• Assignment: Only the number is wanted: how many lines of the listing below contain "Windows"?
□ □ □
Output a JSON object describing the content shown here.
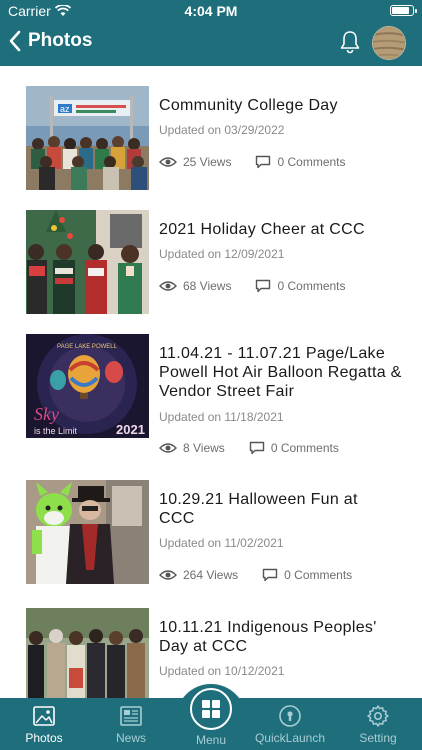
{
  "status_bar": {
    "carrier": "Carrier",
    "time": "4:04 PM",
    "battery_level": 0.9
  },
  "nav": {
    "back_label": "Photos"
  },
  "albums": [
    {
      "title": "Community College Day",
      "updated": "Updated on 03/29/2022",
      "views": "25 Views",
      "comments": "0 Comments"
    },
    {
      "title": "2021 Holiday Cheer at CCC",
      "updated": "Updated on 12/09/2021",
      "views": "68 Views",
      "comments": "0 Comments"
    },
    {
      "title": "11.04.21 - 11.07.21 Page/Lake Powell Hot Air Balloon Regatta & Vendor Street Fair",
      "updated": "Updated on 11/18/2021",
      "views": "8 Views",
      "comments": "0 Comments"
    },
    {
      "title": "10.29.21 Halloween Fun at CCC",
      "updated": "Updated on 11/02/2021",
      "views": "264 Views",
      "comments": "0 Comments"
    },
    {
      "title": "10.11.21 Indigenous Peoples' Day at CCC",
      "updated": "Updated on 10/12/2021",
      "views": "",
      "comments": ""
    }
  ],
  "thumb_text": {
    "banner": "az",
    "poster_line": "PAGE LAKE POWELL",
    "poster_sky": "Sky",
    "poster_limit": "is the Limit",
    "poster_year": "2021"
  },
  "tabs": {
    "photos": "Photos",
    "news": "News",
    "menu": "Menu",
    "quicklaunch": "QuickLaunch",
    "setting": "Setting"
  },
  "colors": {
    "brand": "#1e6e7c",
    "tab_inactive": "#a8cdd3"
  }
}
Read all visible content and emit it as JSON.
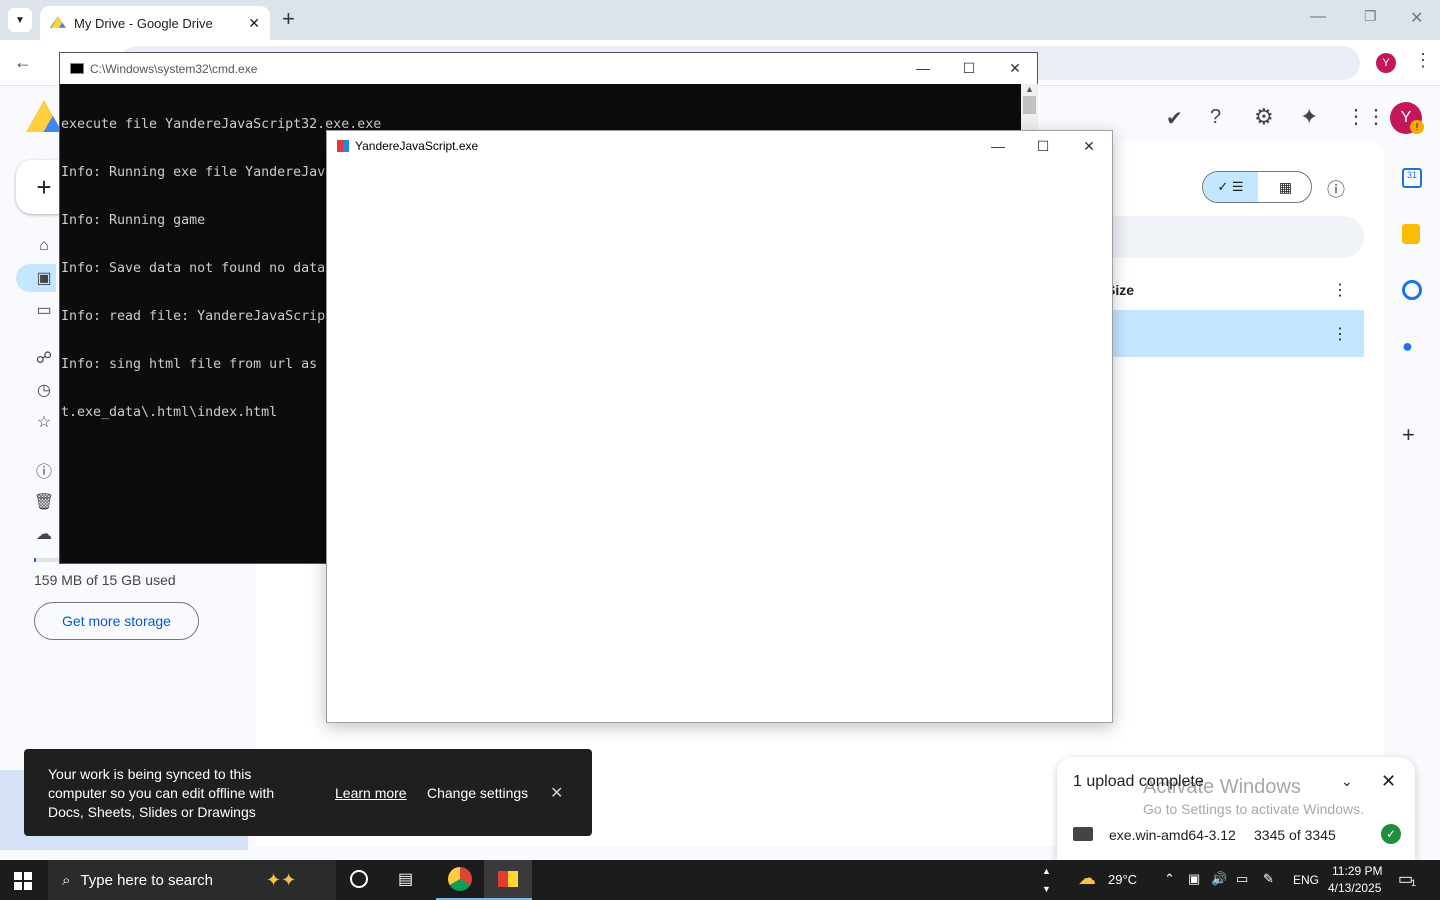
{
  "browser": {
    "tab_title": "My Drive - Google Drive",
    "new_tab": "+",
    "menu": "⋮",
    "account_initial": "Y"
  },
  "drive": {
    "account_initial": "Y",
    "new_label": "+",
    "storage_used": "159 MB of 15 GB used",
    "storage_fraction": 0.01,
    "get_storage": "Get more storage",
    "size_column": "Size"
  },
  "cmd": {
    "title": "C:\\Windows\\system32\\cmd.exe",
    "lines": [
      "execute file YandereJavaScript32.exe.exe",
      "Info: Running exe file YandereJavaScript32.exe.exe",
      "Info: Running game",
      "Info: Save data not found no data",
      "Info: read file: YandereJavaScript",
      "Info: sing html file from url as",
      "t.exe_data\\.html\\index.html"
    ]
  },
  "app": {
    "title": "YandereJavaScript.exe"
  },
  "toast": {
    "message": "Your work is being synced to this computer so you can edit offline with Docs, Sheets, Slides or Drawings",
    "learn_more": "Learn more",
    "change_settings": "Change settings"
  },
  "upload": {
    "title": "1 upload complete",
    "file_name": "exe.win-amd64-3.12",
    "progress": "3345 of 3345"
  },
  "watermark": {
    "line1": "Activate Windows",
    "line2": "Go to Settings to activate Windows."
  },
  "taskbar": {
    "search_placeholder": "Type here to search",
    "weather": "29°C",
    "lang": "ENG",
    "time": "11:29 PM",
    "date": "4/13/2025",
    "notif_count": "1"
  }
}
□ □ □
• Worked solution: 3